* **Study material**
★ ★ ★ ★ ★ ★ ★
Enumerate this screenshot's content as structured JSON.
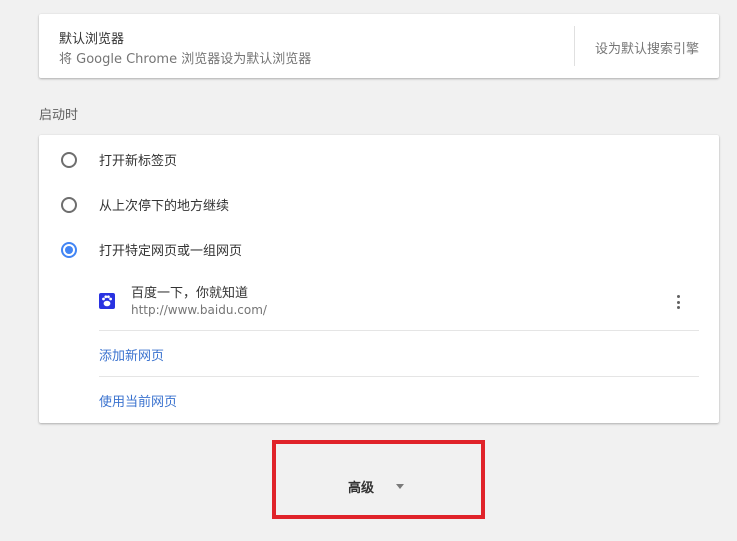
{
  "default_browser": {
    "title": "默认浏览器",
    "subtitle": "将 Google Chrome 浏览器设为默认浏览器",
    "button_label": "设为默认搜索引擎"
  },
  "startup": {
    "section_title": "启动时",
    "options": [
      {
        "label": "打开新标签页",
        "selected": false
      },
      {
        "label": "从上次停下的地方继续",
        "selected": false
      },
      {
        "label": "打开特定网页或一组网页",
        "selected": true
      }
    ],
    "pages": [
      {
        "name": "百度一下，你就知道",
        "url": "http://www.baidu.com/",
        "icon": "baidu-paw-icon"
      }
    ],
    "add_page_label": "添加新网页",
    "use_current_label": "使用当前网页"
  },
  "advanced": {
    "label": "高级",
    "highlight_color": "#e0232a"
  },
  "colors": {
    "accent": "#4285f4",
    "link": "#3b73cf",
    "background": "#f1f1f1"
  }
}
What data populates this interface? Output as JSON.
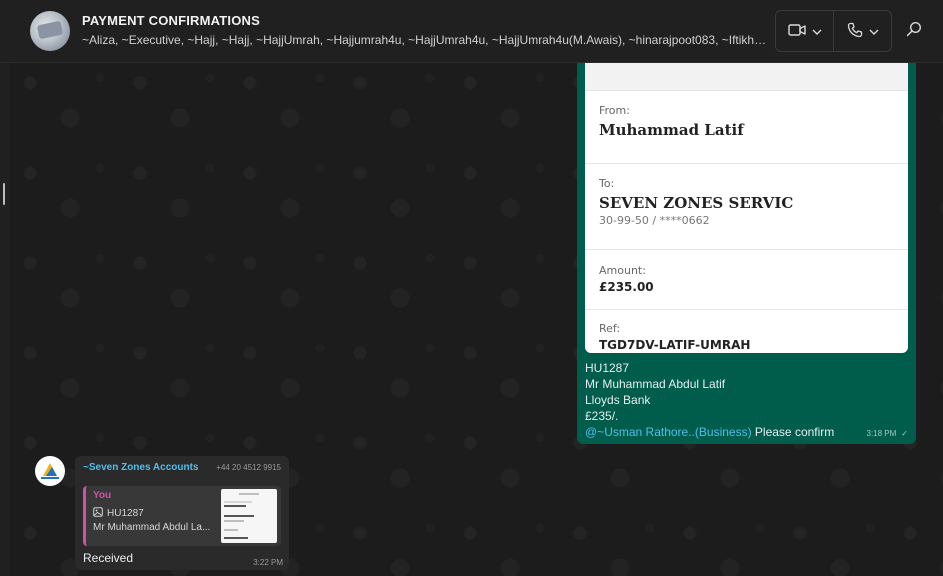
{
  "header": {
    "title": "PAYMENT CONFIRMATIONS",
    "members": "~Aliza, ~Executive, ~Hajj, ~Hajj, ~HajjUmrah, ~Hajjumrah4u, ~HajjUmrah4u, ~HajjUmrah4u(M.Awais), ~hinarajpoot083, ~Iftikh…",
    "video_icon": "video-camera-icon",
    "call_icon": "phone-icon",
    "search_icon": "search-icon"
  },
  "outgoing": {
    "receipt": {
      "from_label": "From:",
      "from_name": "Muhammad Latif",
      "to_label": "To:",
      "to_name": "SEVEN ZONES SERVIC",
      "to_account": "30-99-50 / ****0662",
      "amount_label": "Amount:",
      "amount": "£235.00",
      "ref_label": "Ref:",
      "ref": "TGD7DV-LATIF-UMRAH"
    },
    "caption": {
      "line1": "HU1287",
      "line2": "Mr Muhammad Abdul Latif",
      "line3": "Lloyds Bank",
      "line4": "£235/.",
      "mention": "@~Usman Rathore..(Business)",
      "rest": " Please confirm"
    },
    "time": "3:18 PM",
    "status": "✓"
  },
  "incoming": {
    "sender_name": "~Seven Zones Accounts",
    "sender_phone": "+44 20 4512 9915",
    "quote": {
      "author": "You",
      "line1": "HU1287",
      "line2": "Mr Muhammad Abdul La..."
    },
    "text": "Received",
    "time": "3:22 PM"
  },
  "colors": {
    "outgoing_bubble": "#005c4b",
    "incoming_bubble": "#2a2a2a",
    "mention": "#53bdeb",
    "quote_accent": "#d052a8"
  }
}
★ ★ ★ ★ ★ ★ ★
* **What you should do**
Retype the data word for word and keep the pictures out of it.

* **Your solution**
Enumerate this screenshot's content as structured JSON.
{
  "default_browser": {
    "title": "默认浏览器",
    "subtitle": "将 Google Chrome 浏览器设为默认浏览器",
    "button_label": "设为默认搜索引擎"
  },
  "startup": {
    "section_title": "启动时",
    "options": [
      {
        "label": "打开新标签页",
        "selected": false
      },
      {
        "label": "从上次停下的地方继续",
        "selected": false
      },
      {
        "label": "打开特定网页或一组网页",
        "selected": true
      }
    ],
    "pages": [
      {
        "name": "百度一下，你就知道",
        "url": "http://www.baidu.com/",
        "icon": "baidu-paw-icon"
      }
    ],
    "add_page_label": "添加新网页",
    "use_current_label": "使用当前网页"
  },
  "advanced": {
    "label": "高级",
    "highlight_color": "#e0232a"
  },
  "colors": {
    "accent": "#4285f4",
    "link": "#3b73cf",
    "background": "#f1f1f1"
  }
}
What data populates this interface? Output as JSON.
{
  "header": {
    "title": "PAYMENT CONFIRMATIONS",
    "members": "~Aliza, ~Executive, ~Hajj, ~Hajj, ~HajjUmrah, ~Hajjumrah4u, ~HajjUmrah4u, ~HajjUmrah4u(M.Awais), ~hinarajpoot083, ~Iftikh…",
    "video_icon": "video-camera-icon",
    "call_icon": "phone-icon",
    "search_icon": "search-icon"
  },
  "outgoing": {
    "receipt": {
      "from_label": "From:",
      "from_name": "Muhammad Latif",
      "to_label": "To:",
      "to_name": "SEVEN ZONES SERVIC",
      "to_account": "30-99-50 / ****0662",
      "amount_label": "Amount:",
      "amount": "£235.00",
      "ref_label": "Ref:",
      "ref": "TGD7DV-LATIF-UMRAH"
    },
    "caption": {
      "line1": "HU1287",
      "line2": "Mr Muhammad Abdul Latif",
      "line3": "Lloyds Bank",
      "line4": "£235/.",
      "mention": "@~Usman Rathore..(Business)",
      "rest": " Please confirm"
    },
    "time": "3:18 PM",
    "status": "✓"
  },
  "incoming": {
    "sender_name": "~Seven Zones Accounts",
    "sender_phone": "+44 20 4512 9915",
    "quote": {
      "author": "You",
      "line1": "HU1287",
      "line2": "Mr Muhammad Abdul La..."
    },
    "text": "Received",
    "time": "3:22 PM"
  },
  "colors": {
    "outgoing_bubble": "#005c4b",
    "incoming_bubble": "#2a2a2a",
    "mention": "#53bdeb",
    "quote_accent": "#d052a8"
  }
}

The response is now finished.